  1. The Existing Home Sales report will be released on Tuesday;
  2. The minutes from the May 1 Federal Reserve meeting will be released on Wednesday;
  3. The New Home Sales report will come out on Thursday; and
  4. The Durable Orders report will be released on Friday.

This week there was a significant amount of economic data and news released.  Mortgage interest rates were very volatile during the week although the news was and data was mostly mixed with some being positive and some being negative.  As a result, by the end of the week interest rates were largely unchanged from last week.

Next week the following events will occur and economic data will be released that could impact mortgage interest rates:

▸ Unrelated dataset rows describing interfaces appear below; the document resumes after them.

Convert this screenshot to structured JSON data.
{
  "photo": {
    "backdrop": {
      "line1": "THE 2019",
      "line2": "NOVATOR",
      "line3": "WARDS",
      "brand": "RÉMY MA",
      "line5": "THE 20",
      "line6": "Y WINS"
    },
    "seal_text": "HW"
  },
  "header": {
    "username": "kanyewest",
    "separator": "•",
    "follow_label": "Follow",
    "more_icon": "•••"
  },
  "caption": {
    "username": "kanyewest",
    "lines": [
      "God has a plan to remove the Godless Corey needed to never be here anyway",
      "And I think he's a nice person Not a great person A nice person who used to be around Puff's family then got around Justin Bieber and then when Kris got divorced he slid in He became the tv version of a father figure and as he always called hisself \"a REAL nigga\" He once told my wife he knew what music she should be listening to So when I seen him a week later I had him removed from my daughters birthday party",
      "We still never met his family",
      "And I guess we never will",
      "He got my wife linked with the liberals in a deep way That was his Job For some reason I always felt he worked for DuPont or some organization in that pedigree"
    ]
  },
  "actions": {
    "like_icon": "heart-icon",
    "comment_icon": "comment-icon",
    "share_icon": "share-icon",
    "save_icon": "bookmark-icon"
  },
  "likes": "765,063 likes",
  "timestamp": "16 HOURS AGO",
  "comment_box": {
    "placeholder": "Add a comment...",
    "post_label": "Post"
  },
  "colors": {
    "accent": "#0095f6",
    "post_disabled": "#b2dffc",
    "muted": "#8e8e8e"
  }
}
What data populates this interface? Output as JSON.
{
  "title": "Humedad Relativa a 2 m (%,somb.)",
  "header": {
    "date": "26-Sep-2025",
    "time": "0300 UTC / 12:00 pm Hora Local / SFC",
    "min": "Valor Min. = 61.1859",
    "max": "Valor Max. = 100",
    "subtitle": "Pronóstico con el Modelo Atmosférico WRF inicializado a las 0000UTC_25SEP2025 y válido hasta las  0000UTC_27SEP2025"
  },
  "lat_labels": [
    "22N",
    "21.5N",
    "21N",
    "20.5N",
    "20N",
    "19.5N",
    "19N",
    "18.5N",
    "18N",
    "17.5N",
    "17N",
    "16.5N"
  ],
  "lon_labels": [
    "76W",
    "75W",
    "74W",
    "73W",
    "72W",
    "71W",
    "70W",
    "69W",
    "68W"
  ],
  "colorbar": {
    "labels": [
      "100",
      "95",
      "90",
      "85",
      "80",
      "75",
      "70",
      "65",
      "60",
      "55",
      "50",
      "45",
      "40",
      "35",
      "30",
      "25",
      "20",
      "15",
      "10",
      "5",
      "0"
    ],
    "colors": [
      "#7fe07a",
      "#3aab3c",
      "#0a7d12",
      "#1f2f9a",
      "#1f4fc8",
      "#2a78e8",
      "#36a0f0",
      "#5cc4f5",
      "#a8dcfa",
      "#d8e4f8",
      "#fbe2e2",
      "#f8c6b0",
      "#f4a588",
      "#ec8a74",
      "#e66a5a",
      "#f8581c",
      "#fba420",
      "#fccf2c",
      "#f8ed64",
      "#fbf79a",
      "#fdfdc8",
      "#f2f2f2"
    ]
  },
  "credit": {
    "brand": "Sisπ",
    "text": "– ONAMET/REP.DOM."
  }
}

  1. The JOLTS report which measures job openings and labor turnover will be released on Tuesday;
  2. The Consumer Price Index report that measures inflation will come out on Wednesday;
  3. There will be Treasury auctions on Wednesday and Thursday; and
  4. There will be continued focus on the ongoing trade negotiations between the US and China as the deadline approaches.

On Friday the first quarter GDP report was released which was favorable for mortgage interest rates due to continued low inflation and slower growth in consumer spending.  Late in the week mortgage rates fell and ended the week lower than last week.

Next week the following economic data will be released and economic events will occur:

  1. The core PCE report will be released on Monday;
  2. The ISM Manufacturing Index will be released and the next Federal Reserve meeting will occur.  Both on Wednesday;
  3. The Employment report and the ISM National Services Index will be come out on Friday.

There was very little economic news this week with Retail Sales report being the most significant economic data released.  However, the report had little to no impact on markets and mortgage interest rates were unchanged during the week.

Next week the following economic data will be released and economic events will occur:

  1. The Existing Home Sales report will come out on Monday;
  2. The New Home Sales report will be released on Tuesday;
  3. The Durable Orders report will be released on Thursday; and
  4. First Quarter GDP will be released on Friday.

With most investors expecting US economic growth to continue at a moderate pace and very little other economic news mortgage interest rates rose slightly this week although overall the economic news was mixed.

Next week the following economic events will occur and economic data will be released:

  1. The Retail Sales report will come out on Thursday;
  2. The Housing Starts report will be released on Friday; and
  3. The mortgage markets will close early on Thursday and be closed all day Friday in observance of Good Friday.

After recently falling to the lowest levels in over a year mortgage interest rates rose slightly this week.  The economic reports that came out during the week were mixed but overall the US economy continues to show strength.

Next week the following events will occur and data will be released which may impact mortgage interest rates:

  1. Next week Wednesday the European Central Bank meeting will take place, the Consumer Price Index will be released and the minutes from the most recent Federal Reserve meeting will be released.